◆ WORK INSTRUCTIONS ◆
An exact copy of the entries below is required, with all pictures removed.

◆ EXTRACTED MATERIAL ◆
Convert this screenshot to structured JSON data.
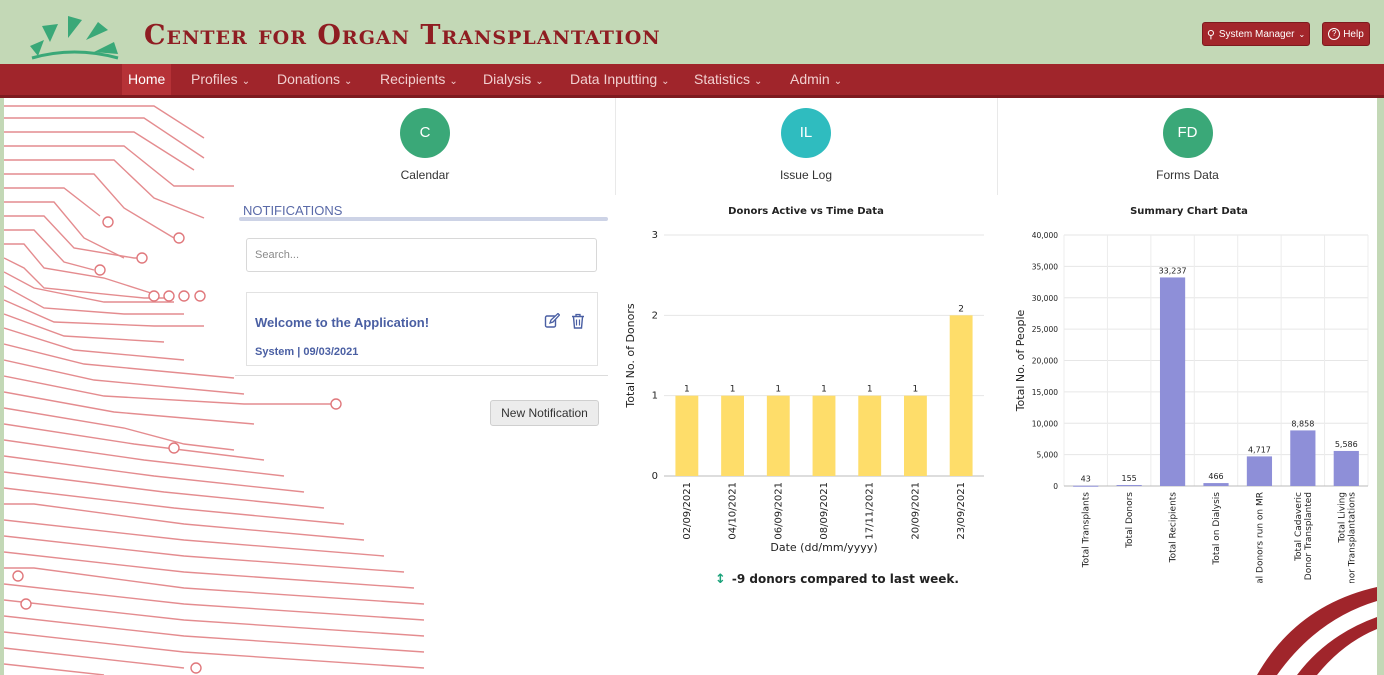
{
  "header": {
    "title": "Center for Organ Transplantation",
    "user_label": "System Manager",
    "help_label": "Help"
  },
  "nav": {
    "items": [
      "Home",
      "Profiles",
      "Donations",
      "Recipients",
      "Dialysis",
      "Data Inputting",
      "Statistics",
      "Admin"
    ],
    "active": "Home"
  },
  "tiles": [
    {
      "initials": "C",
      "label": "Calendar",
      "color": "#3aa878"
    },
    {
      "initials": "IL",
      "label": "Issue Log",
      "color": "#2fbcbf"
    },
    {
      "initials": "FD",
      "label": "Forms Data",
      "color": "#3aa878"
    }
  ],
  "notifications": {
    "title": "NOTIFICATIONS",
    "search_placeholder": "Search...",
    "items": [
      {
        "title": "Welcome to the Application!",
        "meta": "System | 09/03/2021"
      }
    ],
    "new_button": "New Notification"
  },
  "donors_footer": "-9 donors compared to last week.",
  "colors": {
    "brand": "#8f1d22",
    "nav": "#a0252b",
    "bar_yellow": "#fedd6a",
    "bar_purple": "#8e8fd8",
    "accent_green": "#1aa27a"
  },
  "chart_data": [
    {
      "type": "bar",
      "title": "Donors Active vs Time Data",
      "xlabel": "Date (dd/mm/yyyy)",
      "ylabel": "Total No. of Donors",
      "categories": [
        "02/09/2021",
        "04/10/2021",
        "06/09/2021",
        "08/09/2021",
        "17/11/2021",
        "20/09/2021",
        "23/09/2021"
      ],
      "values": [
        1,
        1,
        1,
        1,
        1,
        1,
        2
      ],
      "ylim": [
        0,
        3
      ],
      "yticks": [
        "0",
        "1",
        "2",
        "3"
      ],
      "data_labels": [
        "1",
        "1",
        "1",
        "1",
        "1",
        "1",
        "2"
      ],
      "grid": true
    },
    {
      "type": "bar",
      "title": "Summary Chart Data",
      "xlabel": "",
      "ylabel": "Total No. of People",
      "categories": [
        "Total Transplants",
        "Total Donors",
        "Total Recipients",
        "Total on Dialysis",
        "Total Donors run on MR",
        "Total Cadaveric Donor Transplanted",
        "Total Living Donor Transplantations"
      ],
      "values": [
        43,
        155,
        33237,
        466,
        4717,
        8858,
        5586
      ],
      "ylim": [
        0,
        40000
      ],
      "yticks": [
        "0",
        "5,000",
        "10,000",
        "15,000",
        "20,000",
        "25,000",
        "30,000",
        "35,000",
        "40,000"
      ],
      "data_labels": [
        "43",
        "155",
        "33,237",
        "466",
        "4,717",
        "8,858",
        "5,586"
      ],
      "grid": true
    }
  ]
}
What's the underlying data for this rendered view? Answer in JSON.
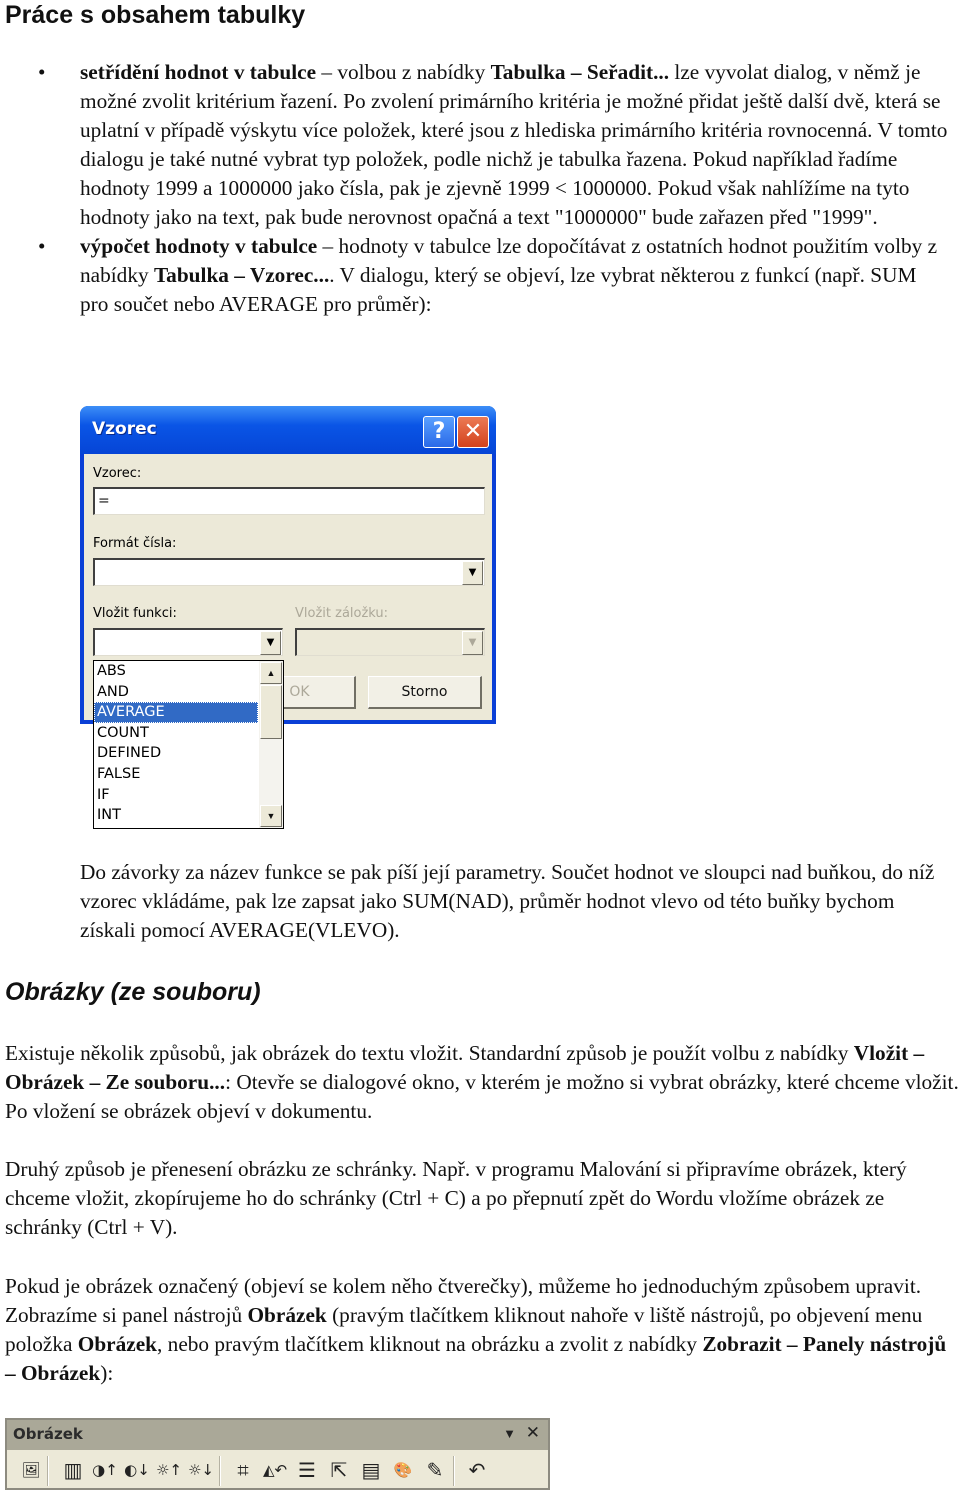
{
  "heading1": "Práce s obsahem tabulky",
  "bullets": [
    {
      "bold": "setřídění hodnot v tabulce",
      "t1": " – volbou z nabídky ",
      "b2": "Tabulka – Seřadit...",
      "t2": " lze vyvolat dialog, v němž je možné zvolit kritérium řazení. Po zvolení primárního kritéria je možné přidat ještě další dvě, která se uplatní v případě výskytu více položek, které jsou z hlediska primárního kritéria rovnocenná. V tomto dialogu je také nutné vybrat typ položek, podle nichž je tabulka řazena. Pokud například řadíme hodnoty 1999 a 1000000 jako čísla, pak je zjevně 1999 < 1000000. Pokud však nahlížíme na tyto hodnoty jako na text, pak bude nerovnost opačná a text \"1000000\" bude zařazen před \"1999\"."
    },
    {
      "bold": "výpočet hodnoty v tabulce",
      "t1": " – hodnoty v tabulce lze dopočítávat z ostatních hodnot použitím volby z nabídky ",
      "b2": "Tabulka – Vzorec...",
      "t2": ". V dialogu, který se objeví, lze vybrat některou z funkcí (např. SUM pro součet nebo AVERAGE pro průměr):"
    }
  ],
  "dialog": {
    "title": "Vzorec",
    "help_glyph": "?",
    "close_glyph": "✕",
    "formula_label": "Vzorec:",
    "formula_value": "=",
    "number_format_label": "Formát čísla:",
    "number_format_value": "",
    "insert_function_label": "Vložit funkci:",
    "insert_bookmark_label": "Vložit záložku:",
    "ok_label": "OK",
    "cancel_label": "Storno",
    "function_list": [
      "ABS",
      "AND",
      "AVERAGE",
      "COUNT",
      "DEFINED",
      "FALSE",
      "IF",
      "INT"
    ],
    "selected_function": "AVERAGE"
  },
  "para_after_dialog": "Do závorky za název funkce se pak píší její parametry. Součet hodnot ve sloupci nad buňkou, do níž vzorec vkládáme, pak lze zapsat jako SUM(NAD), průměr hodnot vlevo od této buňky bychom získali pomocí AVERAGE(VLEVO).",
  "heading2": "Obrázky (ze souboru)",
  "para1": {
    "t1": "Existuje několik způsobů, jak obrázek do textu vložit. Standardní způsob je použít volbu z nabídky ",
    "b1": "Vložit – Obrázek – Ze souboru...",
    "t2": ": Otevře se dialogové okno, v kterém je možno si vybrat obrázky, které chceme vložit. Po vložení se obrázek objeví v dokumentu."
  },
  "para2": "Druhý způsob je přenesení obrázku ze schránky. Např. v programu Malování si připravíme obrázek, který chceme vložit, zkopírujeme ho do schránky (Ctrl + C) a po přepnutí zpět do Wordu vložíme obrázek ze schránky (Ctrl + V).",
  "para3": {
    "t1": "Pokud je obrázek označený (objeví se kolem něho čtverečky), můžeme ho jednoduchým způsobem upravit. Zobrazíme si panel nástrojů ",
    "b1": "Obrázek",
    "t2": " (pravým tlačítkem kliknout nahoře v liště nástrojů, po objevení menu položka ",
    "b2": "Obrázek",
    "t3": ", nebo pravým tlačítkem kliknout na obrázku a zvolit z nabídky ",
    "b3": "Zobrazit – Panely nástrojů – Obrázek",
    "t4": "):"
  },
  "toolbar": {
    "title": "Obrázek",
    "dropdown_glyph": "▼",
    "close_glyph": "✕",
    "icons": [
      {
        "name": "insert-picture-icon",
        "glyph": "🖼"
      },
      {
        "name": "color-icon",
        "glyph": "▥"
      },
      {
        "name": "more-contrast-icon",
        "glyph": "◑↑"
      },
      {
        "name": "less-contrast-icon",
        "glyph": "◐↓"
      },
      {
        "name": "more-brightness-icon",
        "glyph": "☼↑"
      },
      {
        "name": "less-brightness-icon",
        "glyph": "☼↓"
      },
      {
        "name": "crop-icon",
        "glyph": "⌗"
      },
      {
        "name": "rotate-left-icon",
        "glyph": "◭↶"
      },
      {
        "name": "line-style-icon",
        "glyph": "☰"
      },
      {
        "name": "compress-pictures-icon",
        "glyph": "⇱"
      },
      {
        "name": "text-wrapping-icon",
        "glyph": "▤"
      },
      {
        "name": "format-picture-icon",
        "glyph": "🎨"
      },
      {
        "name": "set-transparent-color-icon",
        "glyph": "✎"
      },
      {
        "name": "reset-picture-icon",
        "glyph": "↶"
      }
    ]
  }
}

◆ WRITTEN SOLUTION ◆
Convert this screenshot to structured JSON data.
{
  "header": {
    "title": "Center for Organ Transplantation",
    "user_label": "System Manager",
    "help_label": "Help"
  },
  "nav": {
    "items": [
      "Home",
      "Profiles",
      "Donations",
      "Recipients",
      "Dialysis",
      "Data Inputting",
      "Statistics",
      "Admin"
    ],
    "active": "Home"
  },
  "tiles": [
    {
      "initials": "C",
      "label": "Calendar",
      "color": "#3aa878"
    },
    {
      "initials": "IL",
      "label": "Issue Log",
      "color": "#2fbcbf"
    },
    {
      "initials": "FD",
      "label": "Forms Data",
      "color": "#3aa878"
    }
  ],
  "notifications": {
    "title": "NOTIFICATIONS",
    "search_placeholder": "Search...",
    "items": [
      {
        "title": "Welcome to the Application!",
        "meta": "System | 09/03/2021"
      }
    ],
    "new_button": "New Notification"
  },
  "donors_footer": "-9 donors compared to last week.",
  "colors": {
    "brand": "#8f1d22",
    "nav": "#a0252b",
    "bar_yellow": "#fedd6a",
    "bar_purple": "#8e8fd8",
    "accent_green": "#1aa27a"
  },
  "chart_data": [
    {
      "type": "bar",
      "title": "Donors Active vs Time Data",
      "xlabel": "Date (dd/mm/yyyy)",
      "ylabel": "Total No. of Donors",
      "categories": [
        "02/09/2021",
        "04/10/2021",
        "06/09/2021",
        "08/09/2021",
        "17/11/2021",
        "20/09/2021",
        "23/09/2021"
      ],
      "values": [
        1,
        1,
        1,
        1,
        1,
        1,
        2
      ],
      "ylim": [
        0,
        3
      ],
      "yticks": [
        "0",
        "1",
        "2",
        "3"
      ],
      "data_labels": [
        "1",
        "1",
        "1",
        "1",
        "1",
        "1",
        "2"
      ],
      "grid": true
    },
    {
      "type": "bar",
      "title": "Summary Chart Data",
      "xlabel": "",
      "ylabel": "Total No. of People",
      "categories": [
        "Total Transplants",
        "Total Donors",
        "Total Recipients",
        "Total on Dialysis",
        "Total Donors run on MR",
        "Total Cadaveric Donor Transplanted",
        "Total Living Donor Transplantations"
      ],
      "values": [
        43,
        155,
        33237,
        466,
        4717,
        8858,
        5586
      ],
      "ylim": [
        0,
        40000
      ],
      "yticks": [
        "0",
        "5,000",
        "10,000",
        "15,000",
        "20,000",
        "25,000",
        "30,000",
        "35,000",
        "40,000"
      ],
      "data_labels": [
        "43",
        "155",
        "33,237",
        "466",
        "4,717",
        "8,858",
        "5,586"
      ],
      "grid": true
    }
  ]
}
What's the underlying data for this rendered view? Answer in JSON.
{
  "heading1": "Práce s obsahem tabulky",
  "bullets": [
    {
      "bold": "setřídění hodnot v tabulce",
      "t1": " – volbou z nabídky ",
      "b2": "Tabulka – Seřadit...",
      "t2": " lze vyvolat dialog, v němž je možné zvolit kritérium řazení. Po zvolení primárního kritéria je možné přidat ještě další dvě, která se uplatní v případě výskytu více položek, které jsou z hlediska primárního kritéria rovnocenná. V tomto dialogu je také nutné vybrat typ položek, podle nichž je tabulka řazena. Pokud například řadíme hodnoty 1999 a 1000000 jako čísla, pak je zjevně 1999 < 1000000. Pokud však nahlížíme na tyto hodnoty jako na text, pak bude nerovnost opačná a text \"1000000\" bude zařazen před \"1999\"."
    },
    {
      "bold": "výpočet hodnoty v tabulce",
      "t1": " – hodnoty v tabulce lze dopočítávat z ostatních hodnot použitím volby z nabídky ",
      "b2": "Tabulka – Vzorec...",
      "t2": ". V dialogu, který se objeví, lze vybrat některou z funkcí (např. SUM pro součet nebo AVERAGE pro průměr):"
    }
  ],
  "dialog": {
    "title": "Vzorec",
    "help_glyph": "?",
    "close_glyph": "✕",
    "formula_label": "Vzorec:",
    "formula_value": "=",
    "number_format_label": "Formát čísla:",
    "number_format_value": "",
    "insert_function_label": "Vložit funkci:",
    "insert_bookmark_label": "Vložit záložku:",
    "ok_label": "OK",
    "cancel_label": "Storno",
    "function_list": [
      "ABS",
      "AND",
      "AVERAGE",
      "COUNT",
      "DEFINED",
      "FALSE",
      "IF",
      "INT"
    ],
    "selected_function": "AVERAGE"
  },
  "para_after_dialog": "Do závorky za název funkce se pak píší její parametry. Součet hodnot ve sloupci nad buňkou, do níž vzorec vkládáme, pak lze zapsat jako SUM(NAD), průměr hodnot vlevo od této buňky bychom získali pomocí AVERAGE(VLEVO).",
  "heading2": "Obrázky (ze souboru)",
  "para1": {
    "t1": "Existuje několik způsobů, jak obrázek do textu vložit. Standardní způsob je použít volbu z nabídky ",
    "b1": "Vložit – Obrázek – Ze souboru...",
    "t2": ": Otevře se dialogové okno, v kterém je možno si vybrat obrázky, které chceme vložit. Po vložení se obrázek objeví v dokumentu."
  },
  "para2": "Druhý způsob je přenesení obrázku ze schránky. Např. v programu Malování si připravíme obrázek, který chceme vložit, zkopírujeme ho do schránky (Ctrl + C) a po přepnutí zpět do Wordu vložíme obrázek ze schránky (Ctrl + V).",
  "para3": {
    "t1": "Pokud je obrázek označený (objeví se kolem něho čtverečky), můžeme ho jednoduchým způsobem upravit. Zobrazíme si panel nástrojů ",
    "b1": "Obrázek",
    "t2": " (pravým tlačítkem kliknout nahoře v liště nástrojů, po objevení menu položka ",
    "b2": "Obrázek",
    "t3": ", nebo pravým tlačítkem kliknout na obrázku a zvolit z nabídky ",
    "b3": "Zobrazit – Panely nástrojů – Obrázek",
    "t4": "):"
  },
  "toolbar": {
    "title": "Obrázek",
    "dropdown_glyph": "▼",
    "close_glyph": "✕",
    "icons": [
      {
        "name": "insert-picture-icon",
        "glyph": "🖼"
      },
      {
        "name": "color-icon",
        "glyph": "▥"
      },
      {
        "name": "more-contrast-icon",
        "glyph": "◑↑"
      },
      {
        "name": "less-contrast-icon",
        "glyph": "◐↓"
      },
      {
        "name": "more-brightness-icon",
        "glyph": "☼↑"
      },
      {
        "name": "less-brightness-icon",
        "glyph": "☼↓"
      },
      {
        "name": "crop-icon",
        "glyph": "⌗"
      },
      {
        "name": "rotate-left-icon",
        "glyph": "◭↶"
      },
      {
        "name": "line-style-icon",
        "glyph": "☰"
      },
      {
        "name": "compress-pictures-icon",
        "glyph": "⇱"
      },
      {
        "name": "text-wrapping-icon",
        "glyph": "▤"
      },
      {
        "name": "format-picture-icon",
        "glyph": "🎨"
      },
      {
        "name": "set-transparent-color-icon",
        "glyph": "✎"
      },
      {
        "name": "reset-picture-icon",
        "glyph": "↶"
      }
    ]
  }
}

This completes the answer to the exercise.